which necessarily involved specifying the conditions under which such an equilibrium would 

exist, is an extraordinary achievement of twentieth-century economics.
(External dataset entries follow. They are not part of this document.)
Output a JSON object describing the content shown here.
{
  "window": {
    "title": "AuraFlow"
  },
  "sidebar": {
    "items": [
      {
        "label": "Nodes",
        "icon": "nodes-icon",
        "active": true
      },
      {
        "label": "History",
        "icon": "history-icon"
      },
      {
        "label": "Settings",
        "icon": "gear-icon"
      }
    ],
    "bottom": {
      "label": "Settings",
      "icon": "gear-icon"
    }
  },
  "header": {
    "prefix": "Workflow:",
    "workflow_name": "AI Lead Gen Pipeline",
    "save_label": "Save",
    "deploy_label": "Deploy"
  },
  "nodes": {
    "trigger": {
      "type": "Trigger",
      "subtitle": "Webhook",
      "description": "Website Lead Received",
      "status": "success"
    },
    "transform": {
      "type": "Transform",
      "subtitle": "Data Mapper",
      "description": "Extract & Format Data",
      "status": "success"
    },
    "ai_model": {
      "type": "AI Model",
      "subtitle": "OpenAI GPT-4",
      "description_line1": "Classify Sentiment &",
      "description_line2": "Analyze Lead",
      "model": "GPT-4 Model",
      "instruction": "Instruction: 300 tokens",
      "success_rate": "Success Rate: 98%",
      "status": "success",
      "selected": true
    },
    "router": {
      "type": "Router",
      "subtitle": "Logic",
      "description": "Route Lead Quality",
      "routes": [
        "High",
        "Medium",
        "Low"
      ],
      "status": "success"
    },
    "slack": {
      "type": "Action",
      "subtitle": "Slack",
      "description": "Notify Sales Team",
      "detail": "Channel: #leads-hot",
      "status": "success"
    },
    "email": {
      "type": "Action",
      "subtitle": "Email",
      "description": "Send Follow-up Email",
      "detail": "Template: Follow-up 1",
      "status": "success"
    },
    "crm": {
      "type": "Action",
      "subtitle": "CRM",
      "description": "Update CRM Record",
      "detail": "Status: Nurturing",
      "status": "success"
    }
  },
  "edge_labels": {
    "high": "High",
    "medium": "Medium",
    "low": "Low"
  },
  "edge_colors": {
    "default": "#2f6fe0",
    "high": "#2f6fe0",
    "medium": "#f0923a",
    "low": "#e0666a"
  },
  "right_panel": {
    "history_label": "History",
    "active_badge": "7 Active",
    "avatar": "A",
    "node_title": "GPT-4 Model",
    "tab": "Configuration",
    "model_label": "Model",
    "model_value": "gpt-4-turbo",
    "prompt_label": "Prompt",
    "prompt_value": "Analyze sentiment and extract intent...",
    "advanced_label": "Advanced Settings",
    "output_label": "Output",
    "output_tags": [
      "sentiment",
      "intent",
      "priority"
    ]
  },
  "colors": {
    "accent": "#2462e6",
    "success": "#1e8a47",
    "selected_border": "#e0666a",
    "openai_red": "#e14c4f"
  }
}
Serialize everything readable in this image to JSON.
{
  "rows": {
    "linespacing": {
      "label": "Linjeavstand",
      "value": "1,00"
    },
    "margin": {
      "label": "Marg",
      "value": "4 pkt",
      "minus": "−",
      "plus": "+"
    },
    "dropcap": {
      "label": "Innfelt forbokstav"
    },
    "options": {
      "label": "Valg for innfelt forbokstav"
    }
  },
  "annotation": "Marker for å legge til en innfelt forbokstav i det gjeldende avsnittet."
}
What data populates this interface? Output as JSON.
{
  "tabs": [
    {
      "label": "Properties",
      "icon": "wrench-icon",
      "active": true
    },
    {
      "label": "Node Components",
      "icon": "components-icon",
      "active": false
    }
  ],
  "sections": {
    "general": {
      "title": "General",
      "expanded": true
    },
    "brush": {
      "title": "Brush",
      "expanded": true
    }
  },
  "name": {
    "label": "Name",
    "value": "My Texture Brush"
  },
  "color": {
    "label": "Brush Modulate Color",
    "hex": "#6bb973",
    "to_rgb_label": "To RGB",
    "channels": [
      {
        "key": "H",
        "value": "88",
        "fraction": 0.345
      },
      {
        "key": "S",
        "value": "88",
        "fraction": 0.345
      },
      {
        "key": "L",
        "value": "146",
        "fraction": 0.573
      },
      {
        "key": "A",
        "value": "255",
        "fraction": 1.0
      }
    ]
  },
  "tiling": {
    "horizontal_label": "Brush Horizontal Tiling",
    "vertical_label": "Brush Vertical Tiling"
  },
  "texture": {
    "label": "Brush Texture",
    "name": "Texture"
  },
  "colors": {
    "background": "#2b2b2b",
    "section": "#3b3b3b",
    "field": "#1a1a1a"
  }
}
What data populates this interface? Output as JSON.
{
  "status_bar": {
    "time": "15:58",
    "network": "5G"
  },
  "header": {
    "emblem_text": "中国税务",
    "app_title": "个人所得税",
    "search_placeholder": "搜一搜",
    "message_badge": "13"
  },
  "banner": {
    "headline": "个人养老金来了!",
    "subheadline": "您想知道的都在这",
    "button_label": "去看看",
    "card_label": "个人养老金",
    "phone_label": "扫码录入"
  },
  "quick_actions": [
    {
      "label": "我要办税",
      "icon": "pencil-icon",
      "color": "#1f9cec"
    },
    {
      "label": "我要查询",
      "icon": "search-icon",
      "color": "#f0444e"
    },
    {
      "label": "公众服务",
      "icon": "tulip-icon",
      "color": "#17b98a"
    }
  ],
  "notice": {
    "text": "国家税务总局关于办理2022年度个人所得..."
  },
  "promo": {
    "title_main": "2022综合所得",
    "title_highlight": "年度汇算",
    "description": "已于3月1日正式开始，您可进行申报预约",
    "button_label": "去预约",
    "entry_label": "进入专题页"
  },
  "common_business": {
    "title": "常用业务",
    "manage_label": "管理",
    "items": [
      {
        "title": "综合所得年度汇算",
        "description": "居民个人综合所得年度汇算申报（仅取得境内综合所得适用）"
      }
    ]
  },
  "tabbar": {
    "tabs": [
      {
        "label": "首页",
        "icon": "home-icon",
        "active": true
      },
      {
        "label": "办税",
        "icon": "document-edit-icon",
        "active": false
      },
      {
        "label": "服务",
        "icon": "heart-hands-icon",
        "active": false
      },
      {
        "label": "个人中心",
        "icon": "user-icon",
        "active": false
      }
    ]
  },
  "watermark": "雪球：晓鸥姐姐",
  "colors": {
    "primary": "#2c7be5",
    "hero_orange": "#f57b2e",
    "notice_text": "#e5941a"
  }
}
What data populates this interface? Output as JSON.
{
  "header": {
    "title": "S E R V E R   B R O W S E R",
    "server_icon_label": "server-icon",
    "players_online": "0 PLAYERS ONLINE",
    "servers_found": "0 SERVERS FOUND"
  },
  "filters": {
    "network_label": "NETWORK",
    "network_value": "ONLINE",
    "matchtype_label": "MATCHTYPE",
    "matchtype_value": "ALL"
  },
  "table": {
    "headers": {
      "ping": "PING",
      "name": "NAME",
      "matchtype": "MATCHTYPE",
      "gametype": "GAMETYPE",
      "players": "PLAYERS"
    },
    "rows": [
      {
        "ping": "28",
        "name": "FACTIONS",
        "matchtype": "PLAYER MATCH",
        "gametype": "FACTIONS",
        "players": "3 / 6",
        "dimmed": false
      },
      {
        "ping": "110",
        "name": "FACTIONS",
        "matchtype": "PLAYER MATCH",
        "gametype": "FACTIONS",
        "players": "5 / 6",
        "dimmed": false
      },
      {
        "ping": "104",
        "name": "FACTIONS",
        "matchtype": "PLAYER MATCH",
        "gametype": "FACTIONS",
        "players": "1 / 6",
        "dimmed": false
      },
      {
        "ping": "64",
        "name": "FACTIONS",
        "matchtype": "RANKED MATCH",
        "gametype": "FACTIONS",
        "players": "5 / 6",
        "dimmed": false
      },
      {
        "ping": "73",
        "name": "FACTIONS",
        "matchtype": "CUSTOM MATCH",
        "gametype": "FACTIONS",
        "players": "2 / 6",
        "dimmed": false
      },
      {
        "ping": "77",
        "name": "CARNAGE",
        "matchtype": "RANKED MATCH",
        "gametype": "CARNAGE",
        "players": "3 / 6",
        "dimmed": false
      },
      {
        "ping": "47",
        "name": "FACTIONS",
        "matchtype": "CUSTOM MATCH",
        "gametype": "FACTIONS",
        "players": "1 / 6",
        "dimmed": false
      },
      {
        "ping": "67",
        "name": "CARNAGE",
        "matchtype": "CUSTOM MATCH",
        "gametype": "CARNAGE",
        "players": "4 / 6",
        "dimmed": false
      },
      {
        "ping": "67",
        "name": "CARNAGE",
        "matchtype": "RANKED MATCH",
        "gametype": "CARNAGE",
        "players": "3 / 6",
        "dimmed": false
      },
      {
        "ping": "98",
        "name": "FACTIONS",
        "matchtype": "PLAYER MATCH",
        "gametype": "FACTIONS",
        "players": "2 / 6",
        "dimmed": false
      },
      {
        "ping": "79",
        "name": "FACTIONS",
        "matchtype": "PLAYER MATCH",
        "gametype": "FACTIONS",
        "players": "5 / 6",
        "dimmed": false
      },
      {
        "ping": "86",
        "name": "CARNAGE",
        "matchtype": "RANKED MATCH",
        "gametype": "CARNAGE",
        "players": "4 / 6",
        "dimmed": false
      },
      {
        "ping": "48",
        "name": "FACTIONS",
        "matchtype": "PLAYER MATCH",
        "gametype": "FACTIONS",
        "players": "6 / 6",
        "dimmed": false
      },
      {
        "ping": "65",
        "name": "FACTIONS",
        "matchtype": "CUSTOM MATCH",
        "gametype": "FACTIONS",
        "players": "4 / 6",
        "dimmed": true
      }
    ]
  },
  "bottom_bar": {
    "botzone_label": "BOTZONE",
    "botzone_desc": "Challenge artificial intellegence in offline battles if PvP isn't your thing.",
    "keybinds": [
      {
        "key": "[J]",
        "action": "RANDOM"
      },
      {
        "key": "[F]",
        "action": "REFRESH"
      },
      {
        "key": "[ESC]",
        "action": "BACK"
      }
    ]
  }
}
The discovery is 

commonly attributed to the paper by Kenneth Arrow and Gerard Debreu, "Existence of an 

Equilibrium for a Competitive Economy," which was published in the July 1954 issue of 

Econometrica.  However it is less well-known, even within the economics profession, that Lionel 

McKenzie published a paper in the previous issue of Econometrica, "On Equilibrium in 

Graham's Model of World Trade and Other Competitive Systems,” which discussed many of the 

same themes.  Over the past decade the new availability of archival material, the papers of Lionel 

McKenzie, Robert Solow, Gerard Debreu, and Leonid Hurwicz, permits a reexamination of the 

events surrounding the publication of both Econometrica papers in 1954. The discussion raises 

general issues concerning “simultaneous discovery,” “priority,” and “credit” in economic 

research, and opens a window into some academic practices of that time.